Today I received that very question on the blog [again] and after a quick try I came up with this:

I hope this is helpful! Enjoy!

Sunday, June 9, 2013

Quick and dirty - a simple effect for menu texts

Just a quick tutorial on how to create an outline/ highlight effect. I like to use this effect a lot for menu texts/ mock-ups as it's quick to create and it looks rather nice. 

The key to this effect working/ looking good is the right font. Choose a bolder/ thicker font to allow the inset to work. 

You can use the same workflow on any sort of object - not just fonts. Buttons, icons or bullet points look nice with the highlight and a little gradient fill added to them. 

Enjoy playing around with this one. I would suggest trying multiple stroke objects with decreasing stroke width to get double or triple outlines. 

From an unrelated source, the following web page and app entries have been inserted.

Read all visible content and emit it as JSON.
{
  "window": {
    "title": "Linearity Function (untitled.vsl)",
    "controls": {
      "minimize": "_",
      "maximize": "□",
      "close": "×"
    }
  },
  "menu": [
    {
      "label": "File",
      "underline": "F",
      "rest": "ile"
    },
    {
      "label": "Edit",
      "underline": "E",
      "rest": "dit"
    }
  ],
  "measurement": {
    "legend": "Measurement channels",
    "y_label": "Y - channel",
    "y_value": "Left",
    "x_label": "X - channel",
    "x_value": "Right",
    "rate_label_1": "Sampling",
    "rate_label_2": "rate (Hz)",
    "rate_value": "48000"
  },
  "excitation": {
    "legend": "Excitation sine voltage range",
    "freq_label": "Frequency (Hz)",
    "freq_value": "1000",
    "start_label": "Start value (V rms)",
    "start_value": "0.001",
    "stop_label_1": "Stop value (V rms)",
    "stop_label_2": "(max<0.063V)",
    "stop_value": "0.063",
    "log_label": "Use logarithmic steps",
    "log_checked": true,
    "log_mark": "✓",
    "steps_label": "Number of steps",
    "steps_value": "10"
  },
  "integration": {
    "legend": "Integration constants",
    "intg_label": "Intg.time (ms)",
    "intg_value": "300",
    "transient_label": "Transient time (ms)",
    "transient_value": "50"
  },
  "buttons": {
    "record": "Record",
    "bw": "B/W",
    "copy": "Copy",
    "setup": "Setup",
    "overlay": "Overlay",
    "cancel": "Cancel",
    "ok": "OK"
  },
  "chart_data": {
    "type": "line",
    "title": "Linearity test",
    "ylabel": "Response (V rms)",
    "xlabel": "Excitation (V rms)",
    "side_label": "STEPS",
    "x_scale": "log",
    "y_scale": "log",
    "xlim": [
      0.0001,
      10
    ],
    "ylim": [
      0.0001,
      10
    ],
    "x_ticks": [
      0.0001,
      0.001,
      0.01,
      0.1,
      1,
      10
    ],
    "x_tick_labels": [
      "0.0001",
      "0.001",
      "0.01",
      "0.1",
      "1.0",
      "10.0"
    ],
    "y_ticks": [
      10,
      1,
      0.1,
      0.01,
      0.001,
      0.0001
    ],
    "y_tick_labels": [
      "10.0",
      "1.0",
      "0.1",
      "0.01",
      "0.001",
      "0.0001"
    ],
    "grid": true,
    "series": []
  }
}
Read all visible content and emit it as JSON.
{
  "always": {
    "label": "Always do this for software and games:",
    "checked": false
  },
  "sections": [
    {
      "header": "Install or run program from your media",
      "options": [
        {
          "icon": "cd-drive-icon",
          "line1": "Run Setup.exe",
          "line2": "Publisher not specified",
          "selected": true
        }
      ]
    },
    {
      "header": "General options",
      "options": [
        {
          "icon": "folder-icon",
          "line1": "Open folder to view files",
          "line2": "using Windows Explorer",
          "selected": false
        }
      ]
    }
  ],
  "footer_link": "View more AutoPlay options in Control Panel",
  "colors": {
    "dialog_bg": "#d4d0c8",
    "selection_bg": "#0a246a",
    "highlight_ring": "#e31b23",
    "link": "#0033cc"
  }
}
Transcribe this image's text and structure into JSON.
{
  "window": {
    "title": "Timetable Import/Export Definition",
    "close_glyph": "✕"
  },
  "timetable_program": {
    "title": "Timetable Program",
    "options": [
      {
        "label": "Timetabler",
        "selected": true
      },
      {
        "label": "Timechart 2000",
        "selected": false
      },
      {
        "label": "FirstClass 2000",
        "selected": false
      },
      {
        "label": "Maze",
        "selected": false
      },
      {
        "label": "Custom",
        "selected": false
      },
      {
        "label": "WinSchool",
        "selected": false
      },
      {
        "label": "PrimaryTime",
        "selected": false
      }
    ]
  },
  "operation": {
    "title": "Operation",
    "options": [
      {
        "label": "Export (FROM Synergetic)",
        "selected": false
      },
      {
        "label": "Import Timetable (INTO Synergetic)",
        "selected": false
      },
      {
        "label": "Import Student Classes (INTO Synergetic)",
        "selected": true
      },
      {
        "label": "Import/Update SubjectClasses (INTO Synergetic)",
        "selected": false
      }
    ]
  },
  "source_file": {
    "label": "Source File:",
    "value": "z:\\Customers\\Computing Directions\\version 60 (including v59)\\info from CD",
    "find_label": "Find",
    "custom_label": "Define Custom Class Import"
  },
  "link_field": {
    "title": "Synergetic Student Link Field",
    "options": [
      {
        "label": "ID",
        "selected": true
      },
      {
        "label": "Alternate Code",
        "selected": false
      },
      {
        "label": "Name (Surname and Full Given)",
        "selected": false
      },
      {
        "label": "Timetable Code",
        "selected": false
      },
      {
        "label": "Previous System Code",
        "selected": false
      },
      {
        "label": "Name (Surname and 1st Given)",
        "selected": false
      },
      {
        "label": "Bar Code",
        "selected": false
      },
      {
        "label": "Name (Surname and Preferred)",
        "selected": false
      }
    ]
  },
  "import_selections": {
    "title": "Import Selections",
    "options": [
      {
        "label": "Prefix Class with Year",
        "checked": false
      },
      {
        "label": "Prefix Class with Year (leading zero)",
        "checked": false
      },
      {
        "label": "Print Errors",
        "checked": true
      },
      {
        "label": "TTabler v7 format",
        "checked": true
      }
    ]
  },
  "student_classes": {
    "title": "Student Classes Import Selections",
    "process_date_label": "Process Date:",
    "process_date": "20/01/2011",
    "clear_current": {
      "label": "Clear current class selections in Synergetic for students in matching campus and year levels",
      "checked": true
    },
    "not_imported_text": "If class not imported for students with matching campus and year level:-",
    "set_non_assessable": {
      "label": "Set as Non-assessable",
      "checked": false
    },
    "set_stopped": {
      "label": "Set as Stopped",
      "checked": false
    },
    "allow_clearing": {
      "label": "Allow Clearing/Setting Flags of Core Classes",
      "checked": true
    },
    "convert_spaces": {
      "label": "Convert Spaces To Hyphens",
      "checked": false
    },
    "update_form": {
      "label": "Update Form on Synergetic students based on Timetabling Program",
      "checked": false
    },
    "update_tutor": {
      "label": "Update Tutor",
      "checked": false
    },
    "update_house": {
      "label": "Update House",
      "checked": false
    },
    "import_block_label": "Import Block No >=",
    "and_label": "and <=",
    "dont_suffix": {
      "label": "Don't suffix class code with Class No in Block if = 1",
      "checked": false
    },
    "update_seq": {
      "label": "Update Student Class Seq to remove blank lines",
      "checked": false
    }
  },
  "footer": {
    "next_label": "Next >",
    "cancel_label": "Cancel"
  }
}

And for all those Gimp users - it's not that hard to create this kind of effect either. It's a different approach in gimp but by using selections and growing and shrinking those you can achieve a very similar effect. 

There is a stroke effect in Gimp and it allows you to add a stroke to a path made either from an object or a text. It offers a lot more flexibility than the outline created by the growing selection. (Edit/ Stroke Path).


Hacking and Slaying... back into action

It's been way too long since the last post. I am still around and as eager as always to write some hopefully helpful tips on how to create some assets for your game/ illustrations or just for the fun of it. 

One requested tutorial I received was on weapons and how to create something looking decent in inkscape. Due to  the multitude of weapons out there and even more creative variations used in phantasy games and RPGs, I decided to split the request into two or three tutorials and start off with an axe. 

Here's a sample of those two axes scaled down to 64x64 pixels and 32x32 pixels for use e.g. in inventories or equipped to the character. 


In the smaller version you can see the limitations of the dimensions. Adding more detail to the axe when the final ingame size is just 32x32 or smaller wouldn't make much sense as you lose most of it when scaling. It also gets harder to read the object as an icon.

Keep your output size in mind when creating your vector images. The image might look awesome on your 24" monitor. Yet a lot of the time consuming details added to them might not be visible in the image used in the game. 
It helps to zoom out every now and then and look at the art in a size close to what you will use in your game. 

Let's take the simple hand axe and turn it into something a little fancier. We have the basic blade - a little dull and boring but a good starting point.  

For some additional colouring of the blade (e.g. the reddish tint I used on the two blades above) it's easiest to create a duplicate of the blades base shape and give it a coloured tint and then turn it into an alpha gradient. The transparency allows you to shade only certain areas of the blade. 
For the smaller blade I used two of those shapes running from bottom up and another one from top left to lower right. 

When creating a whole set of weapons to allow a character to evolve and update his equipment it's helpful to line up your designs and 'sort' them from the simpler shapes to the more complex and decor rich designs to give the player a sense of upgrading visually.

That's it for now... I will continue this set of tutorials with some rambling about designing swords next. I hope you enjoy this as much as I did writing it. Good luck with your designs.